╭─ MATERIAL FOR THIS TASK

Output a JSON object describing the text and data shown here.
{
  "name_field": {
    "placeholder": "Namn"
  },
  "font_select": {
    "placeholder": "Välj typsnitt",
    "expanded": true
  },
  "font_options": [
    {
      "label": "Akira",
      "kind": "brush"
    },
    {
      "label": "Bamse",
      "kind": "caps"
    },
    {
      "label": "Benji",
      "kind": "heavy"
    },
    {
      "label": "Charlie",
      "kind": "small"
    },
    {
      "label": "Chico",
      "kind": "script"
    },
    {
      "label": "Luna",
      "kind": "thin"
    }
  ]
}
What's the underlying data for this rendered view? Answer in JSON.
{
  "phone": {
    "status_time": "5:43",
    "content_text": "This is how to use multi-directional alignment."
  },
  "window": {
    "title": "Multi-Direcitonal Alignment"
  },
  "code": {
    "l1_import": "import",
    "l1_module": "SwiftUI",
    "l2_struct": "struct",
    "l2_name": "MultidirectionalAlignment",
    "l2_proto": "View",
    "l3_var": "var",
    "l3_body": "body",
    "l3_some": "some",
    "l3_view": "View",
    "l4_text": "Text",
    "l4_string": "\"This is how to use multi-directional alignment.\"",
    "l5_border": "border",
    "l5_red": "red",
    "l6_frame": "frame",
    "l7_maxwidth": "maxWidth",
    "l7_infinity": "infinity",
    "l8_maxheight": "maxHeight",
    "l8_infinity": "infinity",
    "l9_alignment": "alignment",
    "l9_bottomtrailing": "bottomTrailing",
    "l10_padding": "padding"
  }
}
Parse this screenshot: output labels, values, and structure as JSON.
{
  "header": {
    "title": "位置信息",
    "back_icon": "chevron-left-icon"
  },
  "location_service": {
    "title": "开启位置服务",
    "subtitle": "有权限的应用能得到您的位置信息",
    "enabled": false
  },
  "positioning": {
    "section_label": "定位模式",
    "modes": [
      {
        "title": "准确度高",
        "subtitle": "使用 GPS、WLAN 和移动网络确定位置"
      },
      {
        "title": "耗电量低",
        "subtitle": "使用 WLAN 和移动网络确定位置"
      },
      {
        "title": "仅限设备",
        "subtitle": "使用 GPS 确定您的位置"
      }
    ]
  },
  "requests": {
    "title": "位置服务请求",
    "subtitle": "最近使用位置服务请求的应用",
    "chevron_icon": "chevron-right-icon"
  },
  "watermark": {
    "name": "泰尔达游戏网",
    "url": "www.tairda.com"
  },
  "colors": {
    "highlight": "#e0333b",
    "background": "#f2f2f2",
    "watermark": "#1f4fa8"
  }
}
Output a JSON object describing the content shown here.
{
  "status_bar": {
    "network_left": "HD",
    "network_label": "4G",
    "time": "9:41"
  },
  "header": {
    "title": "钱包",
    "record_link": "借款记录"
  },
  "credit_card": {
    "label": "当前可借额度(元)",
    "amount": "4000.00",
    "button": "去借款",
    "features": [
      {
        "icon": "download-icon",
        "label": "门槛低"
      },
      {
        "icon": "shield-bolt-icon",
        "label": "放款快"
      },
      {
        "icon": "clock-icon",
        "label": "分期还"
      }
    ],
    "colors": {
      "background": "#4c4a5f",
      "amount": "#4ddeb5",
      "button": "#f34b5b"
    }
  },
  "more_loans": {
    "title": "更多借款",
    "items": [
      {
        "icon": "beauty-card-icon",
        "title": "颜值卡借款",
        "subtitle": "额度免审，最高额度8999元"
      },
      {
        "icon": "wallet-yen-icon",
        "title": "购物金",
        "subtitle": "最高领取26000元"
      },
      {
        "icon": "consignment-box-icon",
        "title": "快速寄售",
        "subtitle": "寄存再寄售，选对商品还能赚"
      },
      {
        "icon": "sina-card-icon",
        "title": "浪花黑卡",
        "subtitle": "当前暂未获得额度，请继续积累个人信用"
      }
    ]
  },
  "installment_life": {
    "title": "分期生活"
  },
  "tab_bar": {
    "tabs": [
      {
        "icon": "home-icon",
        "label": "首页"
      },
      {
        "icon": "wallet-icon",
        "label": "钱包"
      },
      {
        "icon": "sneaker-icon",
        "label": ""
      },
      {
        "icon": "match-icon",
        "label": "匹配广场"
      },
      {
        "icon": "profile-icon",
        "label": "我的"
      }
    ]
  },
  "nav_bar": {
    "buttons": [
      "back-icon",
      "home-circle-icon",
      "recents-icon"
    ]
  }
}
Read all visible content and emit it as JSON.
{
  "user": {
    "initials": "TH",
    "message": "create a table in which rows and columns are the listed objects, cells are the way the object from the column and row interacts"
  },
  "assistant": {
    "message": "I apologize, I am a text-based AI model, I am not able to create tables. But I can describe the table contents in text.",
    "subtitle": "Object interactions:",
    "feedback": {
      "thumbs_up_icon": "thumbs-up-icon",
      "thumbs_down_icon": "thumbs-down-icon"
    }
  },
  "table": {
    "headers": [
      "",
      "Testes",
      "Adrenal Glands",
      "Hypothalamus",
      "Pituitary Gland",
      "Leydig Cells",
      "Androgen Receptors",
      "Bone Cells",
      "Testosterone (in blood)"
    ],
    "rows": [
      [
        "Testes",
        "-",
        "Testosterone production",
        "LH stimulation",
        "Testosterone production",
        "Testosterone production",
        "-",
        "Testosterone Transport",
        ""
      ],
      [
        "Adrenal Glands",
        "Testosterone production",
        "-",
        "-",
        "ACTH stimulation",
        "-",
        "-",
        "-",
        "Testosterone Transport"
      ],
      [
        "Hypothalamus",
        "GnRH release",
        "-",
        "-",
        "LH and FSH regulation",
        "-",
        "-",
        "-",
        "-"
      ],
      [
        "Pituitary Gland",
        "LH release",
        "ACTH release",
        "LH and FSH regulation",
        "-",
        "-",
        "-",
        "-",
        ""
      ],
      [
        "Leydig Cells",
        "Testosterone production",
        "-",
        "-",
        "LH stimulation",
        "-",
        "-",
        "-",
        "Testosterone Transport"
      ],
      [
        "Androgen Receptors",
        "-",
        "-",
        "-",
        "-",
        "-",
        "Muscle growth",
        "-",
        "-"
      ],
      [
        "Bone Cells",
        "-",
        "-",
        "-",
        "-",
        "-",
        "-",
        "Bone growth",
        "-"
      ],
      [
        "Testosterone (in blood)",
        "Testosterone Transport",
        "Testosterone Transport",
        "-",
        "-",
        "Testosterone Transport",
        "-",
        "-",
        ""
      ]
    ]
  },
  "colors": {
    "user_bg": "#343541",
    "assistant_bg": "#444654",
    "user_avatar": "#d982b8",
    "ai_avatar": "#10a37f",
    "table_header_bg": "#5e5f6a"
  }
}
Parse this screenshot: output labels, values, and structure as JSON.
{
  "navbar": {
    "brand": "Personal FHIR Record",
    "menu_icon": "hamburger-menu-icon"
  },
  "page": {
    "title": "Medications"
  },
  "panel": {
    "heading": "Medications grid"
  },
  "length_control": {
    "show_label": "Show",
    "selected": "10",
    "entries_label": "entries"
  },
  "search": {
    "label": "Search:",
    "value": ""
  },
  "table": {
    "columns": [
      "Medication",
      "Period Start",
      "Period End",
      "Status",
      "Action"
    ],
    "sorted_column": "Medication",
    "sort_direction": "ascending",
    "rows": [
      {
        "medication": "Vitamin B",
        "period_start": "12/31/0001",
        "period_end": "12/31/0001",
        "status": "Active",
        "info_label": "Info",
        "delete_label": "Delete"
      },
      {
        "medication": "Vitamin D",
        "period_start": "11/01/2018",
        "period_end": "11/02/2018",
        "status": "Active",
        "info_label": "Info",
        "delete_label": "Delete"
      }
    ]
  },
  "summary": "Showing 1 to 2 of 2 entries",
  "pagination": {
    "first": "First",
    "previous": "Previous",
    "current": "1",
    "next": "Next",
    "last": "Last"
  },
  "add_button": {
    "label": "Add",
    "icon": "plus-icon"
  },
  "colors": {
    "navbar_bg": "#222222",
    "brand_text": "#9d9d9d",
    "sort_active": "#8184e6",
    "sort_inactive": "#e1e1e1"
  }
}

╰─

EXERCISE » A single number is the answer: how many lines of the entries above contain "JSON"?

WORKED SOLUTION » 6